Learning how to show gratitude in the face of disappointment is a skill your kids will take with them through life, and it’s something they can learn from you. But don’t just explain to them how expressing gratitude for something done or given by another person will make that person happy – demonstrate genuine gratitude and politeness every single day! From always using your best manners to doing kind things for others, your children will pick up on the habits you practice and start practicing themselves. What’s more, it’s important to show your children how giving to others can help them feel less disappointed. Shift the emphasis from receiving to giving during Christmas, and watch your children begin to see the world in a whole new way.
Make (affordable) holiday traditions
The real magic of Christmas doesn’t come wrapped under a Christmas tree – it’s the time spent with our nearest and dearest and enjoying the festive cheer that makes Christmas memories. Little things like listening to Christmas music, watching festive flicks, baking delicious treats, crafting decorations and making or wrapping presents for friends and family are all ways to indulge in the festive spirit. It’s also a good idea to use this time to focus on things you can do with the family, whether that’s driving around town looking at Christmas lights or coming up with your own fun family traditions. When years are pasts, these are the things your child will remember about Christmas – not the number of presents they found under the tree.
Show the love in other ways

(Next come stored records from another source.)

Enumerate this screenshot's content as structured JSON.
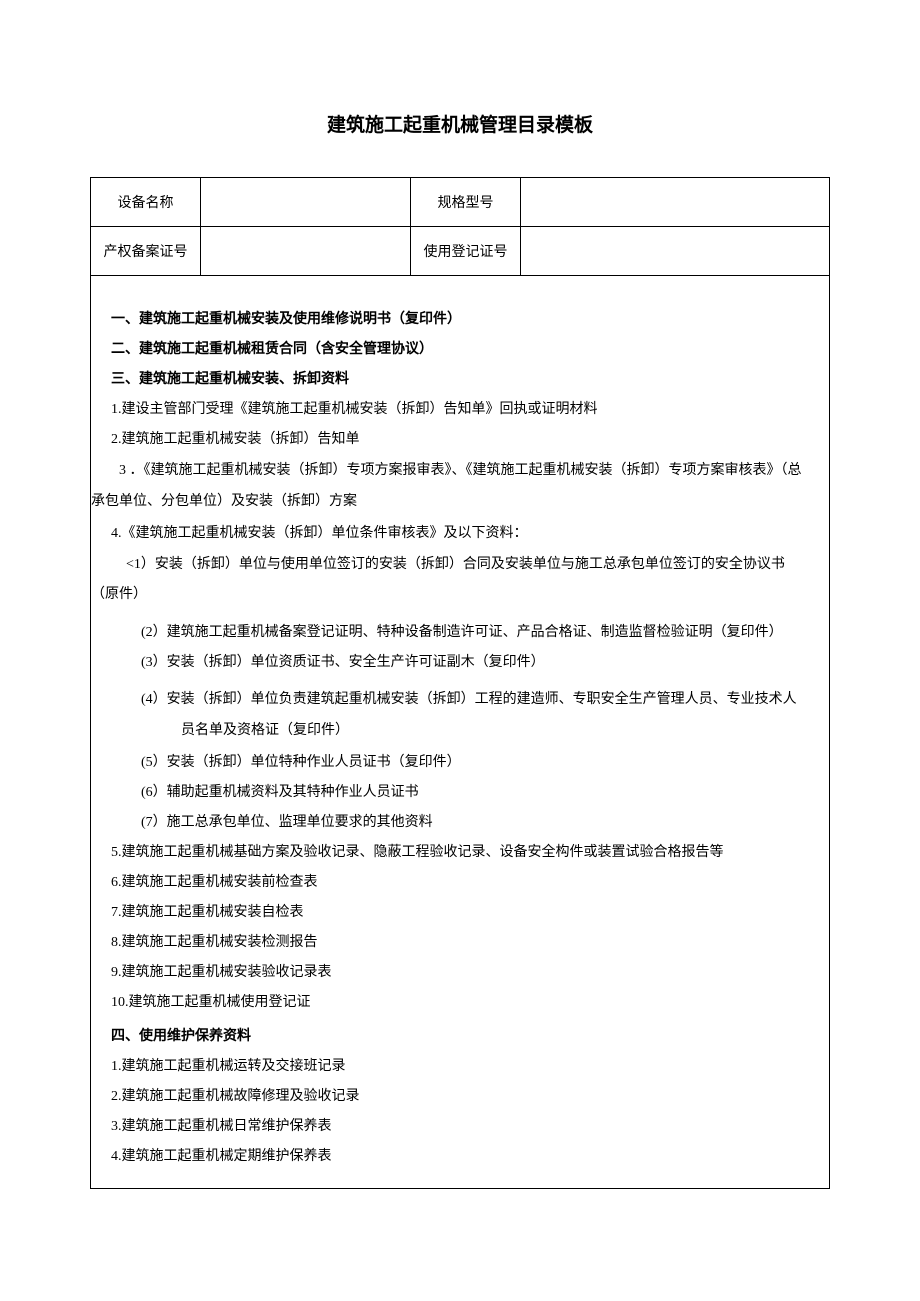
{
  "title": "建筑施工起重机械管理目录模板",
  "header": {
    "equipmentNameLabel": "设备名称",
    "equipmentNameValue": "",
    "specModelLabel": "规格型号",
    "specModelValue": "",
    "propertyCertLabel": "产权备案证号",
    "propertyCertValue": "",
    "useCertLabel": "使用登记证号",
    "useCertValue": ""
  },
  "sections": {
    "s1": "一、建筑施工起重机械安装及使用维修说明书（复印件）",
    "s2": "二、建筑施工起重机械租赁合同（含安全管理协议）",
    "s3": "三、建筑施工起重机械安装、拆卸资料",
    "s3_1": "1.建设主管部门受理《建筑施工起重机械安装（拆卸）告知单》回执或证明材料",
    "s3_2": "2.建筑施工起重机械安装（拆卸）告知单",
    "s3_3": "3 ．《建筑施工起重机械安装（拆卸）专项方案报审表》、《建筑施工起重机械安装（拆卸）专项方案审核表》（总承包单位、分包单位）及安装（拆卸）方案",
    "s3_4": "4.《建筑施工起重机械安装（拆卸）单位条件审核表》及以下资料：",
    "s3_4_1": "<1）安装（拆卸）单位与使用单位签订的安装（拆卸）合同及安装单位与施工总承包单位签订的安全协议书（原件）",
    "s3_4_2": "(2）建筑施工起重机械备案登记证明、特种设备制造许可证、产品合格证、制造监督检验证明（复印件）",
    "s3_4_3": "(3）安装（拆卸）单位资质证书、安全生产许可证副木（复印件）",
    "s3_4_4": "(4）安装（拆卸）单位负责建筑起重机械安装（拆卸）工程的建造师、专职安全生产管理人员、专业技术人员名单及资格证（复印件）",
    "s3_4_5": "(5）安装（拆卸）单位特种作业人员证书（复印件）",
    "s3_4_6": "(6）辅助起重机械资料及其特种作业人员证书",
    "s3_4_7": "(7）施工总承包单位、监理单位要求的其他资料",
    "s3_5": "5.建筑施工起重机械基础方案及验收记录、隐蔽工程验收记录、设备安全构件或装置试验合格报告等",
    "s3_6": "6.建筑施工起重机械安装前检查表",
    "s3_7": "7.建筑施工起重机械安装自检表",
    "s3_8": "8.建筑施工起重机械安装检测报告",
    "s3_9": "9.建筑施工起重机械安装验收记录表",
    "s3_10": "10.建筑施工起重机械使用登记证",
    "s4": "四、使用维护保养资料",
    "s4_1": "1.建筑施工起重机械运转及交接班记录",
    "s4_2": "2.建筑施工起重机械故障修理及验收记录",
    "s4_3": "3.建筑施工起重机械日常维护保养表",
    "s4_4": "4.建筑施工起重机械定期维护保养表"
  }
}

Does your child’s Christmas morning disappointment really stem from the number of presents they’ve unwrapped, or does the reason run deeper? It sounds dramatic, but it’s not uncommon for children to feel unloved when they have fewer presents to open than their siblings – even after you’ve explained that their monetary value is the same. The idea of writing an extravagant list for Santa and not waking up to each and every item on Christmas morning can also be a lot for children to deal with. Knowing this, it’s important that you show them plenty of love in other ways. Take the time to sit with them and set up their new toy, read their new book or take photos of them in their new clothes to show your child that their worth isn’t defined by the number of presents they get to open on Christmas morning.